(Exercise data Opens)

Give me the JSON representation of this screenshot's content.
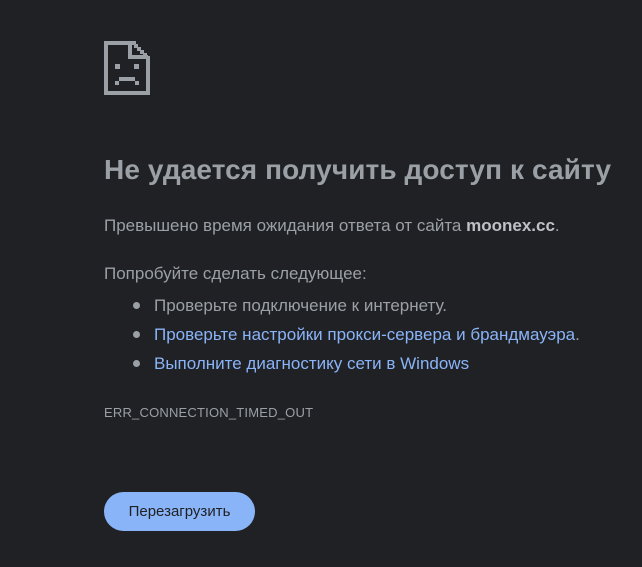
{
  "colors": {
    "background": "#202124",
    "text": "#9aa0a6",
    "link": "#8ab4f8",
    "button_bg": "#8ab4f8",
    "button_text": "#202124"
  },
  "icon": {
    "name": "sad-page-icon"
  },
  "error": {
    "title": "Не удается получить доступ к сайту",
    "summary_prefix": "Превышено время ожидания ответа от сайта",
    "host": "moonex.cc",
    "summary_suffix": ".",
    "suggestions_heading": "Попробуйте сделать следующее:",
    "suggestions": [
      {
        "text": "Проверьте подключение к интернету.",
        "link": false
      },
      {
        "text": "Проверьте настройки прокси-сервера и брандмауэра",
        "suffix": ".",
        "link": true
      },
      {
        "text": "Выполните диагностику сети в Windows",
        "link": true
      }
    ],
    "code": "ERR_CONNECTION_TIMED_OUT"
  },
  "actions": {
    "reload_label": "Перезагрузить"
  }
}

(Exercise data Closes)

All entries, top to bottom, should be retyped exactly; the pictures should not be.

- _Expected output_:
Give me the JSON representation of this screenshot's content.
{
  "colors": {
    "background": "#202124",
    "text": "#9aa0a6",
    "link": "#8ab4f8",
    "button_bg": "#8ab4f8",
    "button_text": "#202124"
  },
  "icon": {
    "name": "sad-page-icon"
  },
  "error": {
    "title": "Не удается получить доступ к сайту",
    "summary_prefix": "Превышено время ожидания ответа от сайта",
    "host": "moonex.cc",
    "summary_suffix": ".",
    "suggestions_heading": "Попробуйте сделать следующее:",
    "suggestions": [
      {
        "text": "Проверьте подключение к интернету.",
        "link": false
      },
      {
        "text": "Проверьте настройки прокси-сервера и брандмауэра",
        "suffix": ".",
        "link": true
      },
      {
        "text": "Выполните диагностику сети в Windows",
        "link": true
      }
    ],
    "code": "ERR_CONNECTION_TIMED_OUT"
  },
  "actions": {
    "reload_label": "Перезагрузить"
  }
}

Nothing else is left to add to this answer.